Coinbase, the US cryptocurrency exchange platform, debuted on Nasdaq yesterday as a direct listing, marking a red-letter day for alternative finance as the first significant public move of its type by a crypto exchange.

By the close of trading, shares had reached $328, down from a high of $381. This valued the platform – which operates without a central headquarters – at $75.9 billion (not including other assets).

For comparison, a share in Nasdaq Inc is currently worth $157.

The platform has been buoyed by (or is tied to) recent valuations of Ethereum and Bitcoin, with the latter valued at $62,600 at the time of writing – double its value in January 2021, and more than three times its November 2020 value.

However, the true value of a cryptocurrency is hard to calculate, given that it needs to factor in the cost per watt of mining it, plus the purchase of GPUs and other expensive, energy-hungry, mining rigs.

Nevertheless, the recent stratospheric growth in the valuations of some digital currencies is likely to link Coinbase’s fortunes to the perceived health of the crypto and token market for the foreseeable future.

The problem is, at present superstar crypto valuations are closely linked with speculation and hyped by mega-wealthy individuals, such as Tesla/SpaceX supremo Elon Musk.

This can be summed up by the so-called ‘million dollar pizza’ problem: why spend a few low-valued crypto coins on a cheap consumer item today, if those coins might be worth a fortune tomorrow?

The reverse applies as well: your coin might buy you a Tesla today or a pizza tomorrow. The challenge, then, is that such extreme fluctuations are rarely found in traditional currencies, unless an economy is collapsing and there in runaway inflation in the cost of goods.

This big attraction for high-risk speculators makes it harder – but not impossible – for cryptocurrencies to make the leap to mass acceptance as money. At least, until the system stabilises or a country establishes a national digital token: a digital dollar or pound (hopefully one that doesn’t produce vast amounts of carbon).

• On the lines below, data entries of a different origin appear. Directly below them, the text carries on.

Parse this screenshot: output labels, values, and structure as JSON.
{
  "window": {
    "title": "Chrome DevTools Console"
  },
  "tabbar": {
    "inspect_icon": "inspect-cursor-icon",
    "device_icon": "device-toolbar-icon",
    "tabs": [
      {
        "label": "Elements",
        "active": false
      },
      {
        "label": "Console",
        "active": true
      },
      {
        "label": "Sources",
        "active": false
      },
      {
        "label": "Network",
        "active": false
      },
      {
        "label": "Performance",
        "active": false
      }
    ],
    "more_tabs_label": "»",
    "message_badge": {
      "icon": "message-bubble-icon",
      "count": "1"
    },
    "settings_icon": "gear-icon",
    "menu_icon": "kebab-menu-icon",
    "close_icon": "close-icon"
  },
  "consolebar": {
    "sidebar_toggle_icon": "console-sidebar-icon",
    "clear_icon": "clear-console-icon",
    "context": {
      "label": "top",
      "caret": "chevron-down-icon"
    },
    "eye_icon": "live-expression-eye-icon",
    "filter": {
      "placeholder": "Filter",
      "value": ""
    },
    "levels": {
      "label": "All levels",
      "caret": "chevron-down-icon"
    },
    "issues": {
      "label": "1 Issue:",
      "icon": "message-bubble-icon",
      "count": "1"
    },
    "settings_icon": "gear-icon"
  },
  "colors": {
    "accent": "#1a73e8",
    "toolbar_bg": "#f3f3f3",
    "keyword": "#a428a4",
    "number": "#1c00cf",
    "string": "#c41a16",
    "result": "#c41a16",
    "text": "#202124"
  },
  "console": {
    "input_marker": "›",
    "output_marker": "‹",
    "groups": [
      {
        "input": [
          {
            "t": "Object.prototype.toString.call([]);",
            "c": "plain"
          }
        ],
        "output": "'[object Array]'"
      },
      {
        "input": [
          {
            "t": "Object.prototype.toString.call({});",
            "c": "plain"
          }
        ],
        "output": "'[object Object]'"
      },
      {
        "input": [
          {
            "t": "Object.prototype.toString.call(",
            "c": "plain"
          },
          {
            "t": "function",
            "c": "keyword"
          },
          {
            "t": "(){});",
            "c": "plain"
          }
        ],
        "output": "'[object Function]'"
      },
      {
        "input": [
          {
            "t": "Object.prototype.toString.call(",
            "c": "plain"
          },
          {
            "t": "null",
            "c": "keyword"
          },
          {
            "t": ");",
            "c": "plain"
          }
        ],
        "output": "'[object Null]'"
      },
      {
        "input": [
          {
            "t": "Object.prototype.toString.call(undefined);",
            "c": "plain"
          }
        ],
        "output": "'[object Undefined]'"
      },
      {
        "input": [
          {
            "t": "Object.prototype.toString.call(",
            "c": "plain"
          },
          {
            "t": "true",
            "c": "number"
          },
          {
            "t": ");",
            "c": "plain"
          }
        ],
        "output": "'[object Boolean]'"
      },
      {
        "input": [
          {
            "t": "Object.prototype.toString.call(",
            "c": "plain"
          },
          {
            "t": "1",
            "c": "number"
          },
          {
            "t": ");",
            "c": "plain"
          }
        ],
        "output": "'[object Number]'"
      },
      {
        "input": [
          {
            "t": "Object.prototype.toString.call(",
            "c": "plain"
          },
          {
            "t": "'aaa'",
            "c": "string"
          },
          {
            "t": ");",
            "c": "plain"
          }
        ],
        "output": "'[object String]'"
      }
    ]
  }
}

One might hope that the UK would be imaginative enough to try this, post-Brexit. But that seems unlikely, with little appetite for risk locally (except politically, where the UK is suffering from a high-stakes gambling addiction).

There could be other factors at play in the Bitcoin market specifically, which may yet impact on Coinbase’s fortunes.

For example, research from Cambridge University’s Centre for Alternative Finance has established that two-thirds of Bitcoin miners are based in China (based on IP addresses and hash rates), nearly 10 times the number in the US.

According to Cambridge analysis, roughly 80 percent of mining takes place in Asia and Eastern Europe, with as much in Iran as in the US. That is likely to make Western investors nervous.

But for now, the future appears rosy for Coinbase as an exchange for all this frenetic activity and more. “What we hope is it just brings a lot more transparency to this industry, and a lot more focus,” said CFO Alesia Haas.

It puts it at the heart of Wall Street, certainly. However, Jay Powell, chair of the US Federal Reserve, has been critical, comparing cryptocurrencies to gold, rather than to money. “Human beings have given gold this special value that it doesn’t have from an industrial standpoint,” he said.

Others are likely to be puzzled by a comparison that was intended as a criticism, but which might imply to some that cryptocurrencies have a more fundamental and prized value.

This is particularly true for younger generations, who have come to distrust the traditional financial markets.

That sentiment is hardly surprising. The 2008-09 financial crash, triggered by high-risk, low-grade credit, led to more than a decade of austerity and a widening gulf between haves and have-nots that is partly generational.

Corruption, fraud, and market rigging among a number of big-name banks have only hardened some people’s resolve to replace the system with something better.

But the spectre of high-risk –potentially low-grade – investments is hardly absent from today’s crypto market, and neither are mega-wealthy individuals or institutions playing the market to their private advantage.

No one could look at Bitcoin today, for example, and claim it is the saviour of the young and financially excluded, unless they got lucky and grabbed some coins a few years ago, perhaps while huddled around a GPU for warmth in a rented room.

At present, Coinbase has 56 million registered users – a figure that is likely to rise on the back of its debut yesterday – and estimated Q1 net profits that are reported to be up to $800 million, on the back of $1.8 billion in revenue.

However, any investors expecting Coinbase shares to keep scaling a cliff face in value may be in for a fall, as there is nothing to stop more traditional exchanges, brokerages, and other players clambering into the market.

Players from the world of traditional finance are certainly interested: Goldman Sachs, JPMorgan, and Citigroup were among the organisations advising Coinbase on its listing.

Meanwhile, digital payments platform PayPal has added a crypto trading and retail function for its US customers, with plans to roll this out worldwide in the months ahead.

In summary, therefore, Coinbase’s public market debut is a milestone, but it is too early to say where the road is headed – beyond hope.